Safety Issues of Burning Green Wood
Green wood isn’t good for burning, because the water content makes the log sizzle and produce a lot of heavy smoke. Not only does unseasoned firewood give off less heat when burned, the escaping steam mixes in the smoke and coats your flue with a creosote compound and serves as a detriment to campfire safety. Nobody wants to have to escape a forest fire they accidentally started.
How to Tell if Your Firewood is Seasoned
Unless you prepared the wood yourself, it’s not always obvious if a piece of wood is properly dried. Here are ways to tell:
- Bark – The bark separates easily on well-dried wood. This doesn’t absolutely mean the underlying timber is fully seasoned, but it’s a good indicator.
- Cracks – As wood dries, it begins to form hairline cracks. Check the ends, and if it’s solid and whole, it probably needs more drying time.
- Color – Green wood has color which darkens or turns grey as it seasons.
- Weight – This is a pretty sure way, once you’ve gained some experience. Water is heavy, so green wood weighs more.
- Sound – Dry wood makes a higher-pitched knocking sound when you hit two pieces together. Green wood makes more of a thudding noise.
- Use a Moisture Meter – You can get a meter to read the moisture content of your wood, to give you an accurate measure. These are not expensive, and can be worthwhile if you’re seasoning a lot of wood.
Don’t Bring Firewood Long Distance
To avoid spreading disease and contaminating an area with foreign insects and spores, it’s important to source your firewood near its final burning destination. It’s recommended to never transport wood more than 50 miles for this reason—and keeping it under 10 miles is better.
The reason is that you can’t visually tell whether your wood is harboring insects or their eggs and larva, or if it carries microscopic bacteria, mold or fungi spores. If you must transport your wood for a long distance for something like camping, invest in certified firewood that has been heat-treated to eliminate contaminants.
Firewood is not Forever
Even properly seasoned wood will eventually decay, which makes it less efficient and harder to burn. Decay starts after four or five years, so keep track of when your wood was stacked and use it before Mother Nature does.

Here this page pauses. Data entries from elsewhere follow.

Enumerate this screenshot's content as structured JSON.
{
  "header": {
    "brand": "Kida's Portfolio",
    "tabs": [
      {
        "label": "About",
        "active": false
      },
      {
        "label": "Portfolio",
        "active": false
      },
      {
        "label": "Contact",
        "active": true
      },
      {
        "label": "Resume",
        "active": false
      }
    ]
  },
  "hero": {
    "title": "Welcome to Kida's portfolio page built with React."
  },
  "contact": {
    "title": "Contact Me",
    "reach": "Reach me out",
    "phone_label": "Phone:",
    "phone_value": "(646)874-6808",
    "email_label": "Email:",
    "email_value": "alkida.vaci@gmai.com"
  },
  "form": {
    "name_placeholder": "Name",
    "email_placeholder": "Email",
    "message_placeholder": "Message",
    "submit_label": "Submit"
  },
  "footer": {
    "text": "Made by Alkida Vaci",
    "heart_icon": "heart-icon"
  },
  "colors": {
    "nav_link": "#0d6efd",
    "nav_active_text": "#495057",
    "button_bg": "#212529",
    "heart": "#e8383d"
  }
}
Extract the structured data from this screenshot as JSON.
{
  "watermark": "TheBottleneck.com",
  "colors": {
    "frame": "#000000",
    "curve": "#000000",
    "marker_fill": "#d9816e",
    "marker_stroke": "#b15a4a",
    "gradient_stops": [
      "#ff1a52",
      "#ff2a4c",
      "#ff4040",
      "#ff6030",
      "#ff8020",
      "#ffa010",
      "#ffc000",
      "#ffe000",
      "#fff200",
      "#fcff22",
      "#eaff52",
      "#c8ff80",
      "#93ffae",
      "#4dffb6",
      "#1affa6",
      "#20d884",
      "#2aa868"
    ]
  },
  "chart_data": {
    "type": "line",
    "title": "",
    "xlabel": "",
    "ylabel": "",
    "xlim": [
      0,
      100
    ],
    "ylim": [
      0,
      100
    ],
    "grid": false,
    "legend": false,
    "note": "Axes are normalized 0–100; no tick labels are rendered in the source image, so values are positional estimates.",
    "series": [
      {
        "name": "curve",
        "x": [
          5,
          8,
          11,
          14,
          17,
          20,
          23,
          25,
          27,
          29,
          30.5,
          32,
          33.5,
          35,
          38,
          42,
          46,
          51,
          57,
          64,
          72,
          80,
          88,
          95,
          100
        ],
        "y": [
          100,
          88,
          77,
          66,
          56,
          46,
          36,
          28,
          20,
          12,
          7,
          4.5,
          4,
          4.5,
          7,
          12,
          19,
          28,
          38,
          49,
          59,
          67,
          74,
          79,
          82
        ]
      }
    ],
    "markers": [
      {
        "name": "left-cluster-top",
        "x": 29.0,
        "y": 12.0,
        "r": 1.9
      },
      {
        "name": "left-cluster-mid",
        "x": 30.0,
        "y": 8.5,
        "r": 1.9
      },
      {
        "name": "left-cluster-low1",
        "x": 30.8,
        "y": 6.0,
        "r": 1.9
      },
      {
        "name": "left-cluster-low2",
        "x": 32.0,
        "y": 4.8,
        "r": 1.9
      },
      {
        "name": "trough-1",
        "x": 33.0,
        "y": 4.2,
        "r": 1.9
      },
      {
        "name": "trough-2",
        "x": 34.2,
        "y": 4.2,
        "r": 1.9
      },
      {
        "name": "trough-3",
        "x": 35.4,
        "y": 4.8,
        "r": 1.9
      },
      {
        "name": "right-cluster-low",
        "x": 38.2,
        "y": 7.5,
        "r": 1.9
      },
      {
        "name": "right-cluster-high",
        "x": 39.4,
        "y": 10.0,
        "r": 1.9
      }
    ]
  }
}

Wood burning with firewood and a fire starter is nothing new, no matter if you’re building a fire to heat your camping coffee pot or to serve dinner with your camping mess kit, but that doesn’t mean it’s a no-brainer. Each step of the process has its potential pitfalls, from legal gathering to felling the tree, and safe preparation through proper limbing, bucking, splitting, and, finally, stacking.
Follow up with proper siting and building of your stack, maintain it through the seasoning process, and protect it until you’re ready to use it. Burning firewood with an effective type of fire starter is efficient and economical… it’s a wonderful way to reconnect with nature and our history, while staying warm and cooking a delicious campfire dinner too.